(Data for the task begins)

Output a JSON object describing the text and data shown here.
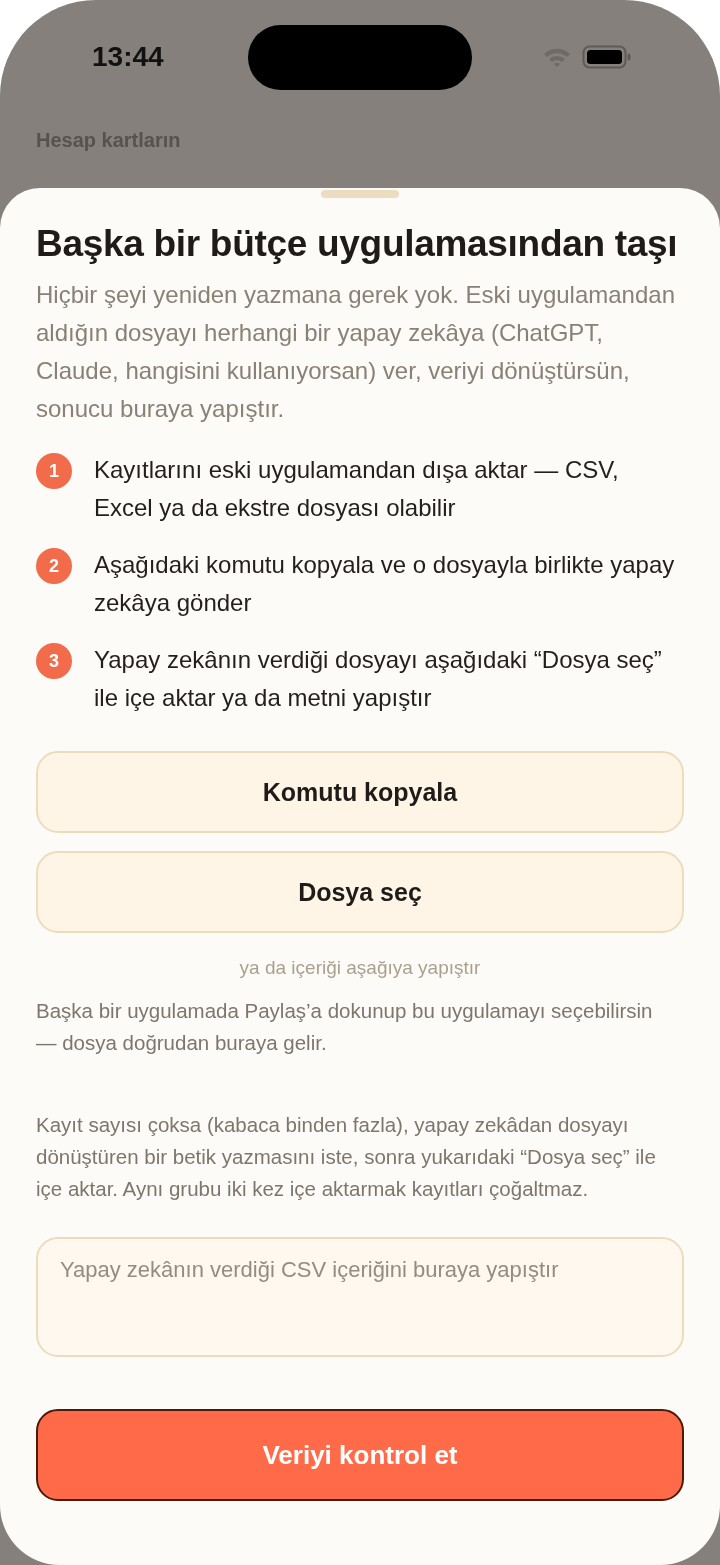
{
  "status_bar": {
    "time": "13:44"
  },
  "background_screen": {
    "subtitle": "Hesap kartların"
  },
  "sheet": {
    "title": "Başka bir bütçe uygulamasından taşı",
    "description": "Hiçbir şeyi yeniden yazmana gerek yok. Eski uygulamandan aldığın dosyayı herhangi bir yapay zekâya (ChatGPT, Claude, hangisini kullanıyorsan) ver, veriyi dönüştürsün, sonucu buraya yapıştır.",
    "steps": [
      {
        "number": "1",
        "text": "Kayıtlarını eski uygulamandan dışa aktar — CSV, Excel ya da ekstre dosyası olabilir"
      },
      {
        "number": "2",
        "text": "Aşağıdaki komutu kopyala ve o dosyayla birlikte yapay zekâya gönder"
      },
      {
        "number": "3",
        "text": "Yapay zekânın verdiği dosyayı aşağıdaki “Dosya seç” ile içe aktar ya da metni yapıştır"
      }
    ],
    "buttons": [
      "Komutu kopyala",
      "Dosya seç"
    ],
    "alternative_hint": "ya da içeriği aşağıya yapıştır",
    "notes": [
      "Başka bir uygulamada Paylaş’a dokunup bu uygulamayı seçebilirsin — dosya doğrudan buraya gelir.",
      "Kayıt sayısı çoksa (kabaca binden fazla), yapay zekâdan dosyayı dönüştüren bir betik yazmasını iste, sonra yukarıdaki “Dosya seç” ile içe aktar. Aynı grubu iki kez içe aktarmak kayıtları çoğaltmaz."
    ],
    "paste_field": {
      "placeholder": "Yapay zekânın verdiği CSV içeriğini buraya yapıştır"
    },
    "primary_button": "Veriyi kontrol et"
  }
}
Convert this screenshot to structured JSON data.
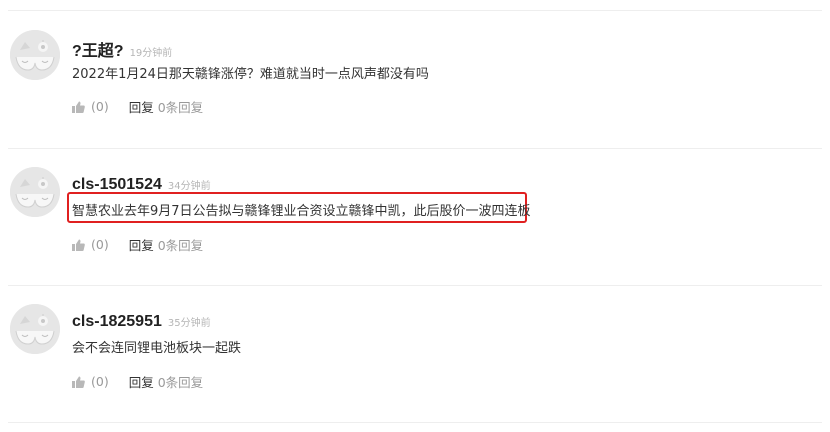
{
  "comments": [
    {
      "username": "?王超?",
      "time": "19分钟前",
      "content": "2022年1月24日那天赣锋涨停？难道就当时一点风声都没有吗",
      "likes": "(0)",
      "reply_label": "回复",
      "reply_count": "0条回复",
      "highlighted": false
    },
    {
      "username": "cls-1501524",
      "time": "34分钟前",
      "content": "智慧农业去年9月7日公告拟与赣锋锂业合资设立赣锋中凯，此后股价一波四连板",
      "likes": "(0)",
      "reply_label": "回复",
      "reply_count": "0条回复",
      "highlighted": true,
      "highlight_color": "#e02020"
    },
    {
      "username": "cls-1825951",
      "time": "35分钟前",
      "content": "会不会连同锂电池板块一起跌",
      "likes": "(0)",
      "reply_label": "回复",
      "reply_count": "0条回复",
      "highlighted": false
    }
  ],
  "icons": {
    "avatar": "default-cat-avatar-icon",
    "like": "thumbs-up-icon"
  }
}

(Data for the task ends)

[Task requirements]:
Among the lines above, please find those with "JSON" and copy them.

[Problem solution]:
Output a JSON object describing the text and data shown here.
Convert this screenshot to structured JSON data.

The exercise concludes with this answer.